• **TASK DIRECTIONS**:
Check each line of the records below and collect those that include the word "Extern".

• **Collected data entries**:
◇ ◇ ◇ ◇ ◇
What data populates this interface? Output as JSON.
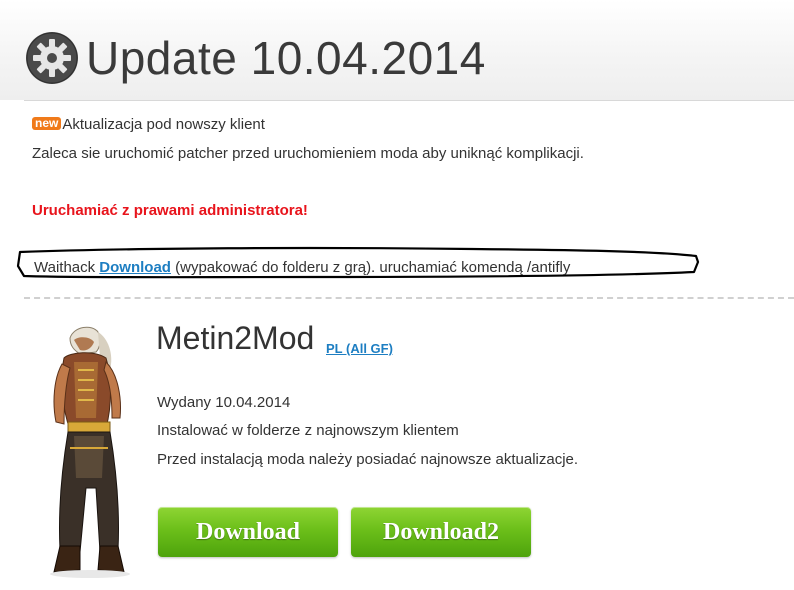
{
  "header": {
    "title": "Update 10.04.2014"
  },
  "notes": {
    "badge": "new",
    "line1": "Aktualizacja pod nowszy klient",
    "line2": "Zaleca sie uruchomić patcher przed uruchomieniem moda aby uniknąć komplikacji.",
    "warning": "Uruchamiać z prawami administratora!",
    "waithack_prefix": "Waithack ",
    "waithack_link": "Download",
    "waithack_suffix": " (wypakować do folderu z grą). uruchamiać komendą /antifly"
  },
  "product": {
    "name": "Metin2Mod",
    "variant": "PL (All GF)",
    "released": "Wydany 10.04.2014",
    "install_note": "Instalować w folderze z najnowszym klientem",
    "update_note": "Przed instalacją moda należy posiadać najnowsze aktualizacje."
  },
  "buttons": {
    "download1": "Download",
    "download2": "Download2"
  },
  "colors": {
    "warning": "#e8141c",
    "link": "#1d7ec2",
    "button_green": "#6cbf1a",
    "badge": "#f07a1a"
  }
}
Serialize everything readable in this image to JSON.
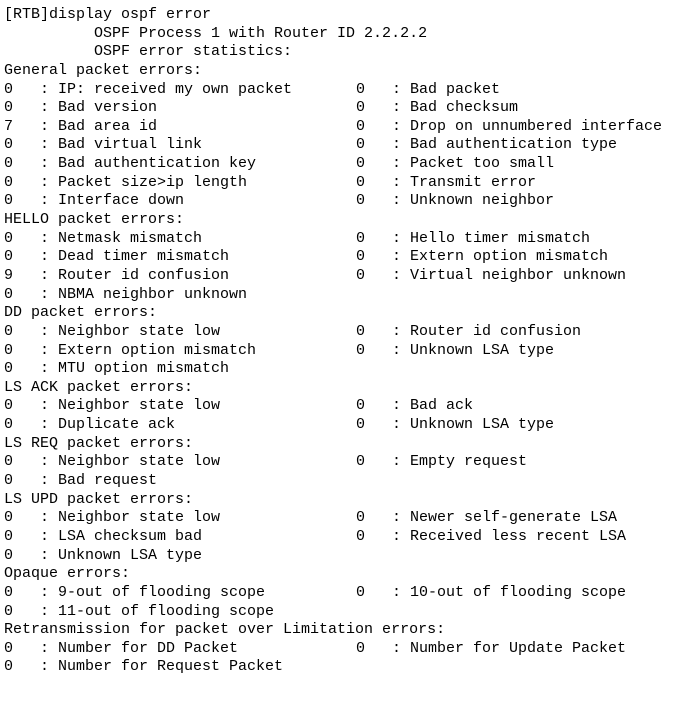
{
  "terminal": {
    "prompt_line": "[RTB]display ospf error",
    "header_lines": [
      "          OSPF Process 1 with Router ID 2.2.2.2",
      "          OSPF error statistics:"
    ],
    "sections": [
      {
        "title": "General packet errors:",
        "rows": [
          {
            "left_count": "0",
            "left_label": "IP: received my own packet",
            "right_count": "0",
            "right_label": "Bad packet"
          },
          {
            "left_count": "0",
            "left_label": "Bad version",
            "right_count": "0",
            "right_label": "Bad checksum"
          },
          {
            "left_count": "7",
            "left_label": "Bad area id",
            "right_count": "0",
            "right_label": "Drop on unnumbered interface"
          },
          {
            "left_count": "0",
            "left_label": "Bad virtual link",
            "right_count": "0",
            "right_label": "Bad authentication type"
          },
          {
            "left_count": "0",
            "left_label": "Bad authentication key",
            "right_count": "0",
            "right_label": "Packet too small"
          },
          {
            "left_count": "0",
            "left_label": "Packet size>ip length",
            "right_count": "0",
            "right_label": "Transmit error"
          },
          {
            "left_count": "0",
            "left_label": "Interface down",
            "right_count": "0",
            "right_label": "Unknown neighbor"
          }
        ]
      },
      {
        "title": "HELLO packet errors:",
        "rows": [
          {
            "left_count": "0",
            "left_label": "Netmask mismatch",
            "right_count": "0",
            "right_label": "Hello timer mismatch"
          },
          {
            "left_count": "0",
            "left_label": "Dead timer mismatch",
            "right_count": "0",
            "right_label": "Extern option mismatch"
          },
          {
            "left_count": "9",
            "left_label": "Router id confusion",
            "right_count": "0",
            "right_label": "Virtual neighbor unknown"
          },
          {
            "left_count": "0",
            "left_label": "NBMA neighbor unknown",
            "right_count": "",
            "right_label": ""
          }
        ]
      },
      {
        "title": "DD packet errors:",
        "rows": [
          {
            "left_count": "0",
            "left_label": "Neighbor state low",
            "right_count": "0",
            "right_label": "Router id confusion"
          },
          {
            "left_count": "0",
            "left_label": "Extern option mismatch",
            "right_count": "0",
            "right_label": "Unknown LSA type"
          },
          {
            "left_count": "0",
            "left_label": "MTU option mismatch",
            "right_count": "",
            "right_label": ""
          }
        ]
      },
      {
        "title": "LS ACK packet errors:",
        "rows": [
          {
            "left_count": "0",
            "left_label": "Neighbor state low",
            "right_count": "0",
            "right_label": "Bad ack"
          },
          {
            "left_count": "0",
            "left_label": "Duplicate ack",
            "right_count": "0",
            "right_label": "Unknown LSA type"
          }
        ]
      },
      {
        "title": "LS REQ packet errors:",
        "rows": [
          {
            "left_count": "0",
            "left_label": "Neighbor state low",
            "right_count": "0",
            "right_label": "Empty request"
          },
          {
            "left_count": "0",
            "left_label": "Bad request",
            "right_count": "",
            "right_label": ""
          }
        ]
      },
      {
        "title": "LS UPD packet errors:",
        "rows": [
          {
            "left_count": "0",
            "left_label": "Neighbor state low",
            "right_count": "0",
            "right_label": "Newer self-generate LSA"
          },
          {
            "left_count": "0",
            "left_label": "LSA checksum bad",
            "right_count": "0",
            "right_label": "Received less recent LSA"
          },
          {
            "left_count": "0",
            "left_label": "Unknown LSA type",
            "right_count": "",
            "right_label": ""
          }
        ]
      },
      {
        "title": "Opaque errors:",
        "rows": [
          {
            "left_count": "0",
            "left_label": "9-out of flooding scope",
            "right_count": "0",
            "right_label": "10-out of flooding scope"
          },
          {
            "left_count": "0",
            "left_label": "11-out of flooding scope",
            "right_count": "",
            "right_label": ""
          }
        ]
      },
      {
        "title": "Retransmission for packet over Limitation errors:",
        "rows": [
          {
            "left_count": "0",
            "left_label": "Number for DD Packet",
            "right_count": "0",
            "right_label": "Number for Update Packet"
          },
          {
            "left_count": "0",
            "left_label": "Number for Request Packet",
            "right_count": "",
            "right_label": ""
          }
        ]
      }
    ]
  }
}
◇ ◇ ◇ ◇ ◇
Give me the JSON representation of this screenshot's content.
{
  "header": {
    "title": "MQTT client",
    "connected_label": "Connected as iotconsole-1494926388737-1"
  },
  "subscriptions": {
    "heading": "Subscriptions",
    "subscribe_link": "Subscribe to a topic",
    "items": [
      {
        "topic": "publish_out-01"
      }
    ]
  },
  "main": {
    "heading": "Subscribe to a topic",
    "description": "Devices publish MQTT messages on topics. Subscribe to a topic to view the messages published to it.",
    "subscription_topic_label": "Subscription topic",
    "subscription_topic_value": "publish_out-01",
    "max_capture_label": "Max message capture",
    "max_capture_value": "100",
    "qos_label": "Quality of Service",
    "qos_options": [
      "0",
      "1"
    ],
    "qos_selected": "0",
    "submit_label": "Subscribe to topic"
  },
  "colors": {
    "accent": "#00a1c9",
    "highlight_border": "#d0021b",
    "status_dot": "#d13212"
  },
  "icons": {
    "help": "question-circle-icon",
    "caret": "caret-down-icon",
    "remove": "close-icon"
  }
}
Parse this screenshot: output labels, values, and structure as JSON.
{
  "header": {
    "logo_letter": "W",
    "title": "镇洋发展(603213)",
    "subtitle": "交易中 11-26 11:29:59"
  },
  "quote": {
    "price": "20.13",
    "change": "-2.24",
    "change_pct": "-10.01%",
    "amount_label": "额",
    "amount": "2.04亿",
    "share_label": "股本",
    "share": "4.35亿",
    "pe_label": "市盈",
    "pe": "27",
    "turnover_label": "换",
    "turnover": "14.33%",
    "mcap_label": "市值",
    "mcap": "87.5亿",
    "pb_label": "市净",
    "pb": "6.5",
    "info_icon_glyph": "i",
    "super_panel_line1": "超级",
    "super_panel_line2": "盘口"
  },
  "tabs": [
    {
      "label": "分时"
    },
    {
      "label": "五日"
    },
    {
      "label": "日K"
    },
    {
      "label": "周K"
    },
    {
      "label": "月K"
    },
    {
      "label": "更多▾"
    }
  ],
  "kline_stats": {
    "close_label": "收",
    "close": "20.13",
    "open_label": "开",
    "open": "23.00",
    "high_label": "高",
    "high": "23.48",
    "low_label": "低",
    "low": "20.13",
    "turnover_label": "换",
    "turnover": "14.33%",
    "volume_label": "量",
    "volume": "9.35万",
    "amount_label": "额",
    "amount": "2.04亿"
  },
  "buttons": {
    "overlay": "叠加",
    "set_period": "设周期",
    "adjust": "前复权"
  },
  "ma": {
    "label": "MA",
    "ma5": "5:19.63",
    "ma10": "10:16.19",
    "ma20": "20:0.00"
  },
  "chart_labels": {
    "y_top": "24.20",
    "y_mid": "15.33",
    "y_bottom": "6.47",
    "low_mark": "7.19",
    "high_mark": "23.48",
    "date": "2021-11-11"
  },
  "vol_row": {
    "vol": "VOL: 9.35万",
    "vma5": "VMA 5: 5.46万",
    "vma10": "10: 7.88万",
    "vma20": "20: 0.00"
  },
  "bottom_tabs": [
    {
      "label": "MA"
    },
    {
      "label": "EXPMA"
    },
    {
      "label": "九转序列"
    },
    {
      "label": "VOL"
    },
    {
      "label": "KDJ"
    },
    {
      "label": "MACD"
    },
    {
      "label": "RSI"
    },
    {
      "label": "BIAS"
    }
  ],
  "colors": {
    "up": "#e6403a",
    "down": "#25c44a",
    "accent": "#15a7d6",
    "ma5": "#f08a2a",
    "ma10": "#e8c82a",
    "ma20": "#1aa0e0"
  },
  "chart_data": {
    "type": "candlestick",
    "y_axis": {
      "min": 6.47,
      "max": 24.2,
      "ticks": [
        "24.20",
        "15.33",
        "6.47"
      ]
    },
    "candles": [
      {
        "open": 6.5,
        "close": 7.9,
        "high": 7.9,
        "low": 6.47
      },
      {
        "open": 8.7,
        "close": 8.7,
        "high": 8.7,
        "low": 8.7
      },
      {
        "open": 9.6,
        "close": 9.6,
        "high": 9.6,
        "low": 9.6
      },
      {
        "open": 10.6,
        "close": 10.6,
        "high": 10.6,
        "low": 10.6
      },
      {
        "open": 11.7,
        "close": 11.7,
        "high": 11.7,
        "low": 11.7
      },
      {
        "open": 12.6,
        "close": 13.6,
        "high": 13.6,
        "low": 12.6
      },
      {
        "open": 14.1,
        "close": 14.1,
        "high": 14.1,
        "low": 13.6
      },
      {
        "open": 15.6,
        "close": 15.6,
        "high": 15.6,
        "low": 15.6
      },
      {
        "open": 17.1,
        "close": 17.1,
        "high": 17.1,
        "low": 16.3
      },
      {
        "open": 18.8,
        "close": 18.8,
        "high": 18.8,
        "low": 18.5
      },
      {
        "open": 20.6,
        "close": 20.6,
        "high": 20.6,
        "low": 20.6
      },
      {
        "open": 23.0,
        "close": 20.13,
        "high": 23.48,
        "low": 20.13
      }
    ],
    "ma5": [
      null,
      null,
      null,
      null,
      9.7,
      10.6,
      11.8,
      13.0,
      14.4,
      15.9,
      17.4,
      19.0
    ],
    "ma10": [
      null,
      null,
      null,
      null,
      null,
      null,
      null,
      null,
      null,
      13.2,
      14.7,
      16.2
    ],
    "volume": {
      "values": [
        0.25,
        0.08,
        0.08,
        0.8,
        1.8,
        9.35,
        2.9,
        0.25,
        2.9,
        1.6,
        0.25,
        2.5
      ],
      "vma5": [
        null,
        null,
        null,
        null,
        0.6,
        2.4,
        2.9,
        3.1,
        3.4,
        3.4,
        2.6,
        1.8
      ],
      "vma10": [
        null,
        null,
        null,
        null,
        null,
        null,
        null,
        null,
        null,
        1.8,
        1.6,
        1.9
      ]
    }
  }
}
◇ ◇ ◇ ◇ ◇
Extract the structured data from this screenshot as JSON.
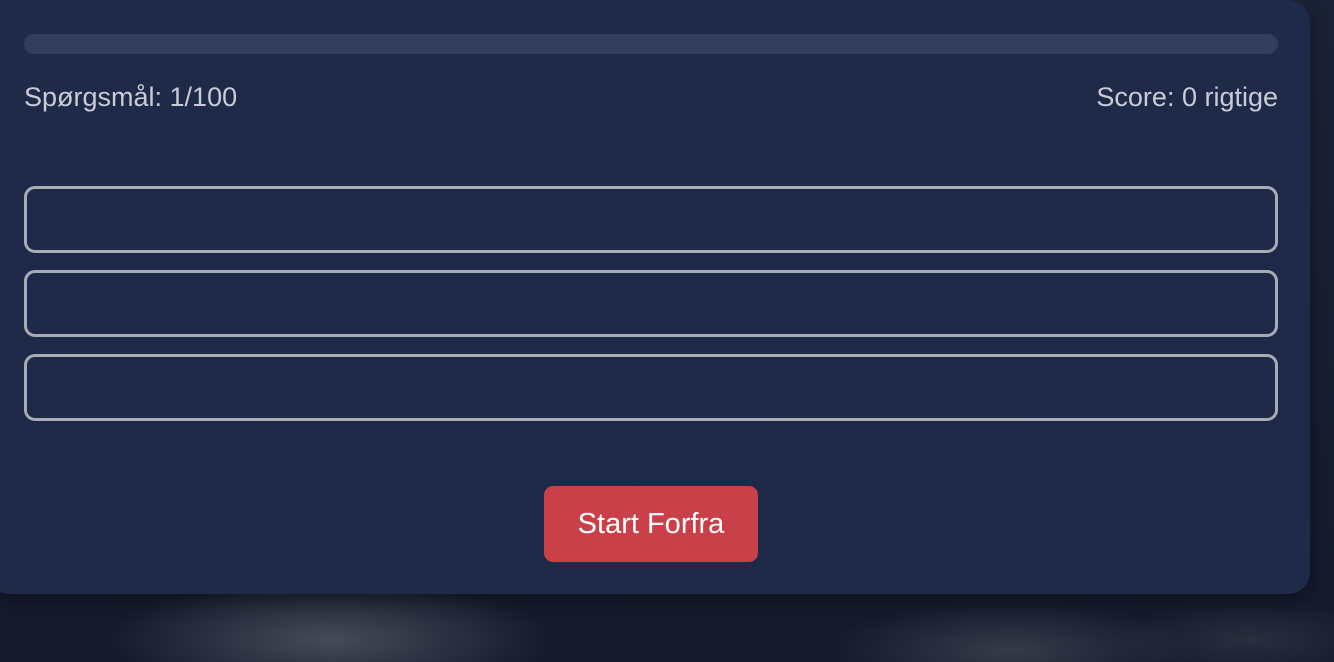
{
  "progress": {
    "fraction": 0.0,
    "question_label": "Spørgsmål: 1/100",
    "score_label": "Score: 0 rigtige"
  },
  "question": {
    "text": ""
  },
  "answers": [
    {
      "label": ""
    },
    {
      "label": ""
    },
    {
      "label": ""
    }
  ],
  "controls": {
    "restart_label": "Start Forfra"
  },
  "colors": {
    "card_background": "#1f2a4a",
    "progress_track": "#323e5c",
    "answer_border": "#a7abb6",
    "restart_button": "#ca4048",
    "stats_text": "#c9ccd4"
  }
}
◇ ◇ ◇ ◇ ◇
• **SOLUTION FOR THIS EXERCISE**:
            "right_label": "Extern option mismatch"
            "left_label": "Extern option mismatch",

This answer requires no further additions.